:: Records to use ::
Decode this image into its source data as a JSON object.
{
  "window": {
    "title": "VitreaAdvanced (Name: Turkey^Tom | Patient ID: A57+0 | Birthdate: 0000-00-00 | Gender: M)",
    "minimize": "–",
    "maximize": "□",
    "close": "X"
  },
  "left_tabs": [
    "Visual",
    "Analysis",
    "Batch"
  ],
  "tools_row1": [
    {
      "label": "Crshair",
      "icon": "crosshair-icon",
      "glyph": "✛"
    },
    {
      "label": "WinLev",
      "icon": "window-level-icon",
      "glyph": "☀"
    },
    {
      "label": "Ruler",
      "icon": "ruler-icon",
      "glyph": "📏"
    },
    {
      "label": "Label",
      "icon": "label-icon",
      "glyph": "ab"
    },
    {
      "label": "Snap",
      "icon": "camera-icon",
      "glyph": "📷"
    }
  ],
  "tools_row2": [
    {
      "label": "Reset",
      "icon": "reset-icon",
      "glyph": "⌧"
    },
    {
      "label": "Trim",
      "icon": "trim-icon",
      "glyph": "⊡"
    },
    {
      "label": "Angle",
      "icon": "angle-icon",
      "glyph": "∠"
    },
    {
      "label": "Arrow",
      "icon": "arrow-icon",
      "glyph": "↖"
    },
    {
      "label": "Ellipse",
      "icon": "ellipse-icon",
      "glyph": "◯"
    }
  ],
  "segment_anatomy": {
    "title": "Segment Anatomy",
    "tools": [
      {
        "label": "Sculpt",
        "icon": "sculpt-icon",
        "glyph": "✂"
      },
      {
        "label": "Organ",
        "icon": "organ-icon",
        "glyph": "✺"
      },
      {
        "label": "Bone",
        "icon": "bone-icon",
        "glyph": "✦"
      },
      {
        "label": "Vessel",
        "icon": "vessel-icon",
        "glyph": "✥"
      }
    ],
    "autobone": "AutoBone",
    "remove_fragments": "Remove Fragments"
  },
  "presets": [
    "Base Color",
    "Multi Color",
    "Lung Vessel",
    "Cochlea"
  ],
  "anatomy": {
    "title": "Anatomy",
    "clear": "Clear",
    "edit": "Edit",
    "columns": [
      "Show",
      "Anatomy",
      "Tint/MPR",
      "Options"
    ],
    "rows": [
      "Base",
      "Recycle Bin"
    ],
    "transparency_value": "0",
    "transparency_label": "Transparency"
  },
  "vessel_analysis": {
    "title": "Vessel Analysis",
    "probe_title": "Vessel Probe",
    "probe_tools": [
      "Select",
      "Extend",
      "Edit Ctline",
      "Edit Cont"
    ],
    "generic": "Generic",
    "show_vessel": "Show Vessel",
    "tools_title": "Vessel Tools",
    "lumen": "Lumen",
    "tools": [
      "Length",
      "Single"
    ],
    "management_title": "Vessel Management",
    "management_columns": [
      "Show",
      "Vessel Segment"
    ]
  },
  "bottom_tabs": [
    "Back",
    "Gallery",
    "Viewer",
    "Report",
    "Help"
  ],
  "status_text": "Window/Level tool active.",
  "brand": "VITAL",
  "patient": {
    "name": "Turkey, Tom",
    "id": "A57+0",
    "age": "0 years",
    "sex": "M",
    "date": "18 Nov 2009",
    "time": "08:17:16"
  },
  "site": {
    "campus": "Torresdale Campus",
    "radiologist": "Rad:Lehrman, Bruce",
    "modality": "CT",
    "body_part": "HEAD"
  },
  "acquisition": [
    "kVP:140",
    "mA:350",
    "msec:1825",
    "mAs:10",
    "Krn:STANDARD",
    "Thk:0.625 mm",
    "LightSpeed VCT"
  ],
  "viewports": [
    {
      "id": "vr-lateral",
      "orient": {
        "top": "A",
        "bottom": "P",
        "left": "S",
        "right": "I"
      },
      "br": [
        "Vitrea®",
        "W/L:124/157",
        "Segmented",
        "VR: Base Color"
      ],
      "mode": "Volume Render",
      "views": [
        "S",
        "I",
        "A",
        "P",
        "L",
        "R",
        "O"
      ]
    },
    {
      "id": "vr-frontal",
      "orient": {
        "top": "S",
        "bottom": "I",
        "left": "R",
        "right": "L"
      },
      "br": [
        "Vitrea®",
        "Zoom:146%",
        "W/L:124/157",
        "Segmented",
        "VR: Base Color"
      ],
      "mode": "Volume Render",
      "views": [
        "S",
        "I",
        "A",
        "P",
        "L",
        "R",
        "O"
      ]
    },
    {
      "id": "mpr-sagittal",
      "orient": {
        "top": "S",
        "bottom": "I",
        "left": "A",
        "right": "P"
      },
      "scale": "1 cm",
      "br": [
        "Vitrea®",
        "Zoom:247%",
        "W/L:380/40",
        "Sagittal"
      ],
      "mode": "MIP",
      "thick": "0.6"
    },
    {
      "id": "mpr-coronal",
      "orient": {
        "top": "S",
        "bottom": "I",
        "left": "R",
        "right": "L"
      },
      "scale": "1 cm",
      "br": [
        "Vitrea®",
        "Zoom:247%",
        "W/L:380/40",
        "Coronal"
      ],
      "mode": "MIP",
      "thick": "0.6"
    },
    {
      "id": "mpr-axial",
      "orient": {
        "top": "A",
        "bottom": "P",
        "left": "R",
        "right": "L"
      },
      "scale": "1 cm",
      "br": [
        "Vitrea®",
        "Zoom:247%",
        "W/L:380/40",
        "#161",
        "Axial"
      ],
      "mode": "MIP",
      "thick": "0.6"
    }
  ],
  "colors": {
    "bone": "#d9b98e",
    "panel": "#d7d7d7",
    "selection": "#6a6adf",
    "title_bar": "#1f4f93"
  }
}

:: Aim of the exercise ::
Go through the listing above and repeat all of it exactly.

:: Response ::
Decode this image into its source data as a JSON object.
{
  "window": {
    "title": "VitreaAdvanced (Name: Turkey^Tom | Patient ID: A57+0 | Birthdate: 0000-00-00 | Gender: M)",
    "minimize": "–",
    "maximize": "□",
    "close": "X"
  },
  "left_tabs": [
    "Visual",
    "Analysis",
    "Batch"
  ],
  "tools_row1": [
    {
      "label": "Crshair",
      "icon": "crosshair-icon",
      "glyph": "✛"
    },
    {
      "label": "WinLev",
      "icon": "window-level-icon",
      "glyph": "☀"
    },
    {
      "label": "Ruler",
      "icon": "ruler-icon",
      "glyph": "📏"
    },
    {
      "label": "Label",
      "icon": "label-icon",
      "glyph": "ab"
    },
    {
      "label": "Snap",
      "icon": "camera-icon",
      "glyph": "📷"
    }
  ],
  "tools_row2": [
    {
      "label": "Reset",
      "icon": "reset-icon",
      "glyph": "⌧"
    },
    {
      "label": "Trim",
      "icon": "trim-icon",
      "glyph": "⊡"
    },
    {
      "label": "Angle",
      "icon": "angle-icon",
      "glyph": "∠"
    },
    {
      "label": "Arrow",
      "icon": "arrow-icon",
      "glyph": "↖"
    },
    {
      "label": "Ellipse",
      "icon": "ellipse-icon",
      "glyph": "◯"
    }
  ],
  "segment_anatomy": {
    "title": "Segment Anatomy",
    "tools": [
      {
        "label": "Sculpt",
        "icon": "sculpt-icon",
        "glyph": "✂"
      },
      {
        "label": "Organ",
        "icon": "organ-icon",
        "glyph": "✺"
      },
      {
        "label": "Bone",
        "icon": "bone-icon",
        "glyph": "✦"
      },
      {
        "label": "Vessel",
        "icon": "vessel-icon",
        "glyph": "✥"
      }
    ],
    "autobone": "AutoBone",
    "remove_fragments": "Remove Fragments"
  },
  "presets": [
    "Base Color",
    "Multi Color",
    "Lung Vessel",
    "Cochlea"
  ],
  "anatomy": {
    "title": "Anatomy",
    "clear": "Clear",
    "edit": "Edit",
    "columns": [
      "Show",
      "Anatomy",
      "Tint/MPR",
      "Options"
    ],
    "rows": [
      "Base",
      "Recycle Bin"
    ],
    "transparency_value": "0",
    "transparency_label": "Transparency"
  },
  "vessel_analysis": {
    "title": "Vessel Analysis",
    "probe_title": "Vessel Probe",
    "probe_tools": [
      "Select",
      "Extend",
      "Edit Ctline",
      "Edit Cont"
    ],
    "generic": "Generic",
    "show_vessel": "Show Vessel",
    "tools_title": "Vessel Tools",
    "lumen": "Lumen",
    "tools": [
      "Length",
      "Single"
    ],
    "management_title": "Vessel Management",
    "management_columns": [
      "Show",
      "Vessel Segment"
    ]
  },
  "bottom_tabs": [
    "Back",
    "Gallery",
    "Viewer",
    "Report",
    "Help"
  ],
  "status_text": "Window/Level tool active.",
  "brand": "VITAL",
  "patient": {
    "name": "Turkey, Tom",
    "id": "A57+0",
    "age": "0 years",
    "sex": "M",
    "date": "18 Nov 2009",
    "time": "08:17:16"
  },
  "site": {
    "campus": "Torresdale Campus",
    "radiologist": "Rad:Lehrman, Bruce",
    "modality": "CT",
    "body_part": "HEAD"
  },
  "acquisition": [
    "kVP:140",
    "mA:350",
    "msec:1825",
    "mAs:10",
    "Krn:STANDARD",
    "Thk:0.625 mm",
    "LightSpeed VCT"
  ],
  "viewports": [
    {
      "id": "vr-lateral",
      "orient": {
        "top": "A",
        "bottom": "P",
        "left": "S",
        "right": "I"
      },
      "br": [
        "Vitrea®",
        "W/L:124/157",
        "Segmented",
        "VR: Base Color"
      ],
      "mode": "Volume Render",
      "views": [
        "S",
        "I",
        "A",
        "P",
        "L",
        "R",
        "O"
      ]
    },
    {
      "id": "vr-frontal",
      "orient": {
        "top": "S",
        "bottom": "I",
        "left": "R",
        "right": "L"
      },
      "br": [
        "Vitrea®",
        "Zoom:146%",
        "W/L:124/157",
        "Segmented",
        "VR: Base Color"
      ],
      "mode": "Volume Render",
      "views": [
        "S",
        "I",
        "A",
        "P",
        "L",
        "R",
        "O"
      ]
    },
    {
      "id": "mpr-sagittal",
      "orient": {
        "top": "S",
        "bottom": "I",
        "left": "A",
        "right": "P"
      },
      "scale": "1 cm",
      "br": [
        "Vitrea®",
        "Zoom:247%",
        "W/L:380/40",
        "Sagittal"
      ],
      "mode": "MIP",
      "thick": "0.6"
    },
    {
      "id": "mpr-coronal",
      "orient": {
        "top": "S",
        "bottom": "I",
        "left": "R",
        "right": "L"
      },
      "scale": "1 cm",
      "br": [
        "Vitrea®",
        "Zoom:247%",
        "W/L:380/40",
        "Coronal"
      ],
      "mode": "MIP",
      "thick": "0.6"
    },
    {
      "id": "mpr-axial",
      "orient": {
        "top": "A",
        "bottom": "P",
        "left": "R",
        "right": "L"
      },
      "scale": "1 cm",
      "br": [
        "Vitrea®",
        "Zoom:247%",
        "W/L:380/40",
        "#161",
        "Axial"
      ],
      "mode": "MIP",
      "thick": "0.6"
    }
  ],
  "colors": {
    "bone": "#d9b98e",
    "panel": "#d7d7d7",
    "selection": "#6a6adf",
    "title_bar": "#1f4f93"
  }
}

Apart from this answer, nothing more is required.